NDP MP Leah Gazan called for all residential school sites to be blocked off “immediately” as active crime scenes so that “Indigenous nations, survivors and families can decide how they want to proceed in their search for their loved ones.”
NDP leader Jagmeet Singh said the uncovering of the site in Kamloops was not a surprise, but said it “opened up wounds” and is something that “requires healing,” adding that the federal government has a large role to play in supporting that healing.
Conservative MP Todd Doherty called on MPs to put aside partisanship to work together towards reconciliation.
“We have to be united as one as we walk together,” he said. “We have to stand with them shoulder to shoulder and grieve with them.”
‘It happened at every school’
In an interview with Global News on Monday, Assembly of First Nations National Chief Perry Bellegarde said the federal government must act swiftly to determine if there are other burial sites out there.
“There was over 130 residential schools in Canada, and it happened at every school.”
Bellegarde said the discovery of the mass grave has made the truth undeniable.
“You’ve got to get the sonar technology that’s required to do the proper investigations and research and get this done sooner than later, because families need to know. Families need that healing time,” Bellegarde said.
According to the TRC, at least 150,000 First Nations, Inuit and Métis children passed through the residential school system in Canada.
The TRC identified 3,200 deaths as part of its investigation.
However, in its report, the Commission said due to “limitations in the records, it is probable that there are many student deaths that have not been recorded in the register because the record of the death has not yet been located.”

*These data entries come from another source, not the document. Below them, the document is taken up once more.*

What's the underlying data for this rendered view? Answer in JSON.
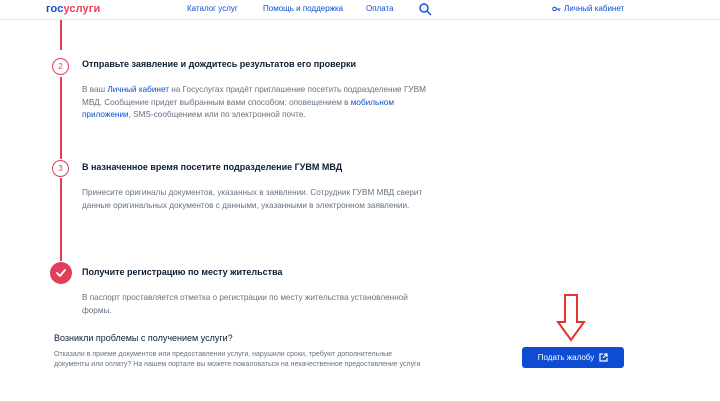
{
  "header": {
    "logo_part1": "гос",
    "logo_part2": "услуги",
    "nav": [
      {
        "label": "Каталог услуг"
      },
      {
        "label": "Помощь и поддержка"
      },
      {
        "label": "Оплата"
      }
    ],
    "search_icon": "search-icon",
    "cabinet_label": "Личный кабинет"
  },
  "steps": [
    {
      "number": "2",
      "title": "Отправьте заявление и дождитесь результатов его проверки",
      "text_1": "В ваш ",
      "link_1": "Личный кабинет",
      "text_2": " на Госуслугах придёт приглашение посетить подразделение ГУВМ МВД. Сообщение придет выбранным вами способом: оповещением в ",
      "link_2": "мобильном приложении",
      "text_3": ", SMS-сообщением или по электронной почте."
    },
    {
      "number": "3",
      "title": "В назначенное время посетите подразделение ГУВМ МВД",
      "text": "Принесите оригиналы документов, указанных в заявлении. Сотрудник ГУВМ МВД сверит данные оригинальных документов с данными, указанными в электронном заявлении."
    },
    {
      "icon": "check-icon",
      "title": "Получите регистрацию по месту жительства",
      "text": "В паспорт проставляется отметка о регистрации по месту жительства установленной формы."
    }
  ],
  "problems": {
    "title": "Возникли проблемы с получением услуги?",
    "text": "Отказали в приеме документов или предоставлении услуги, нарушили сроки, требуют дополнительные документы или оплату? На нашем портале вы можете пожаловаться на некачественное предоставление услуги"
  },
  "complaint_button": {
    "label": "Подать жалобу",
    "icon": "external-link-icon"
  },
  "colors": {
    "brand_blue": "#0d4cd3",
    "brand_red": "#ee3f58",
    "timeline_red": "#e03f5c",
    "annotation_red": "#e8322e"
  }
}
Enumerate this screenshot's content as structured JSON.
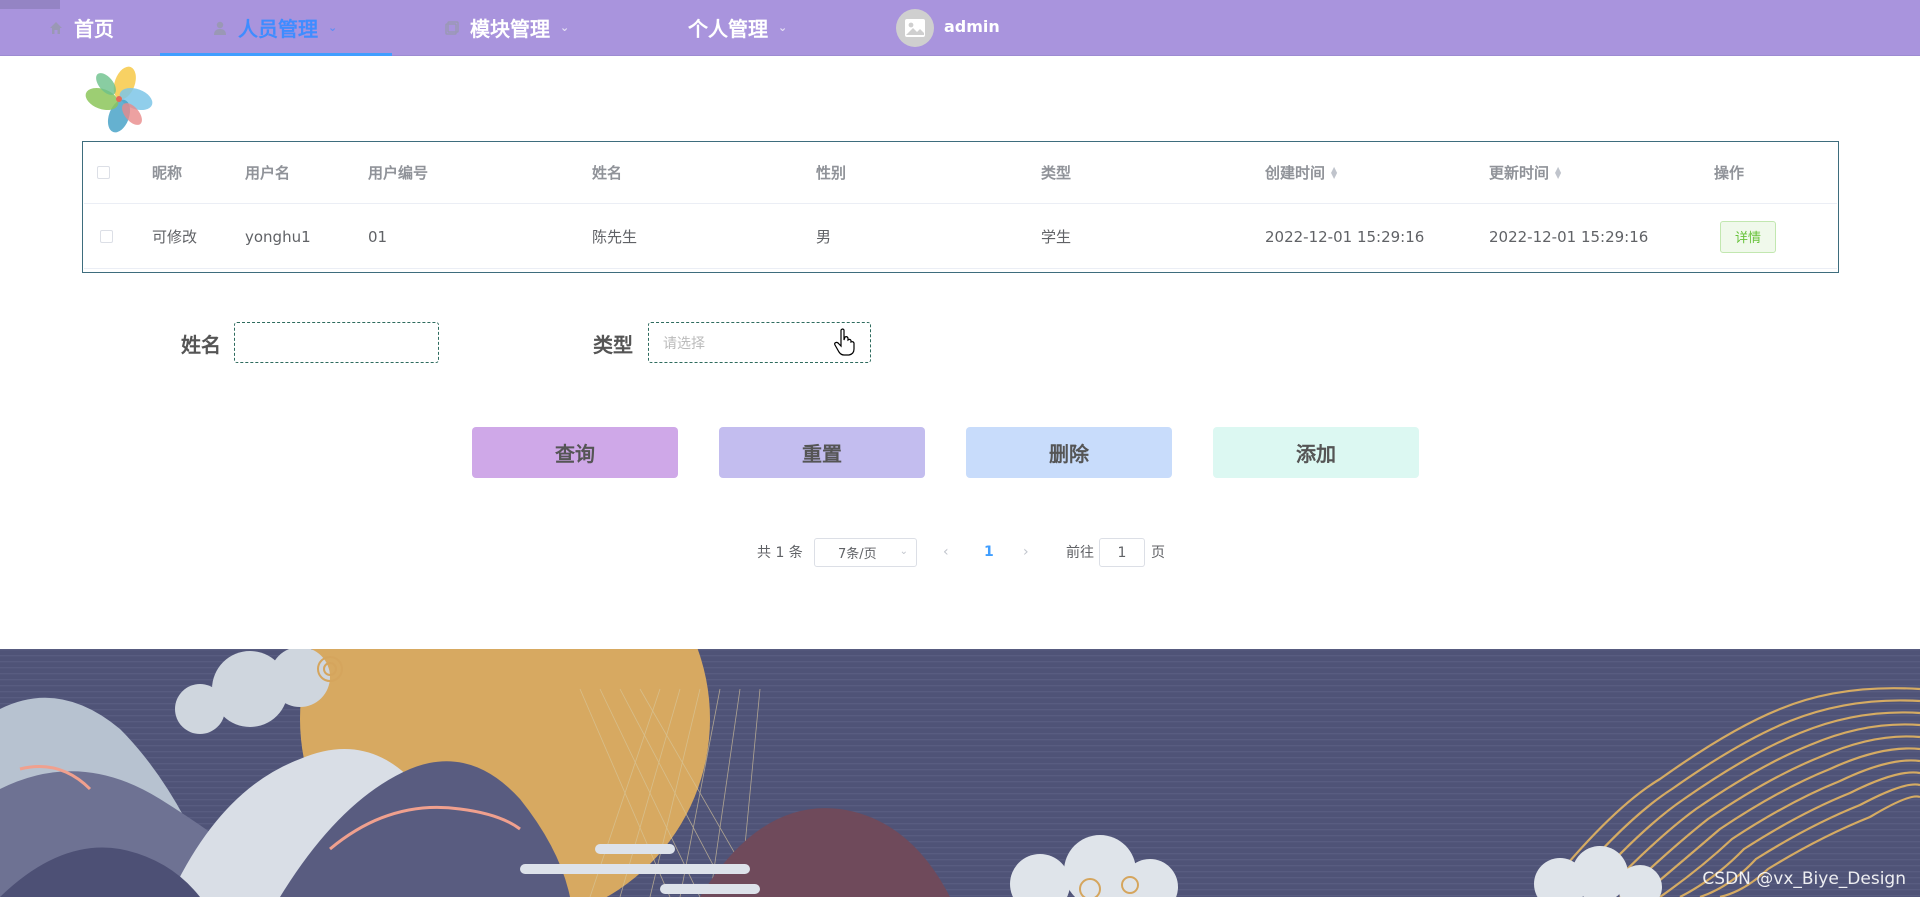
{
  "nav": {
    "items": [
      {
        "label": "首页",
        "icon": "home-icon"
      },
      {
        "label": "人员管理",
        "icon": "user-icon",
        "active": true
      },
      {
        "label": "模块管理",
        "icon": "module-icon"
      },
      {
        "label": "个人管理",
        "icon": ""
      }
    ],
    "user": "admin"
  },
  "table": {
    "headers": [
      "昵称",
      "用户名",
      "用户编号",
      "姓名",
      "性别",
      "类型",
      "创建时间",
      "更新时间",
      "操作"
    ],
    "rows": [
      {
        "cells": [
          "可修改",
          "yonghu1",
          "01",
          "陈先生",
          "男",
          "学生",
          "2022-12-01 15:29:16",
          "2022-12-01 15:29:16"
        ],
        "action": "详情"
      }
    ]
  },
  "search": {
    "name_label": "姓名",
    "name_value": "",
    "type_label": "类型",
    "type_placeholder": "请选择"
  },
  "buttons": {
    "query": "查询",
    "reset": "重置",
    "delete": "删除",
    "add": "添加"
  },
  "pagination": {
    "total": "共 1 条",
    "page_size": "7条/页",
    "current": "1",
    "goto_label": "前往",
    "goto_value": "1",
    "page_unit": "页"
  },
  "watermark": "CSDN @vx_Biye_Design",
  "colors": {
    "nav_bg": "#a994dd",
    "active": "#3f8cff",
    "query_btn": "#cfa8e8",
    "reset_btn": "#c3bdef",
    "delete_btn": "#c8dcfb",
    "add_btn": "#dcf8f2"
  }
}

Anyone experiencing pain or distress as a result of their residential school experience can access a 24-hour, toll-free and confidential National Indian Residential School Crisis Line at 1-866-925-4419
-With a files from Global News’ Rachel Gilmore and Leslie Young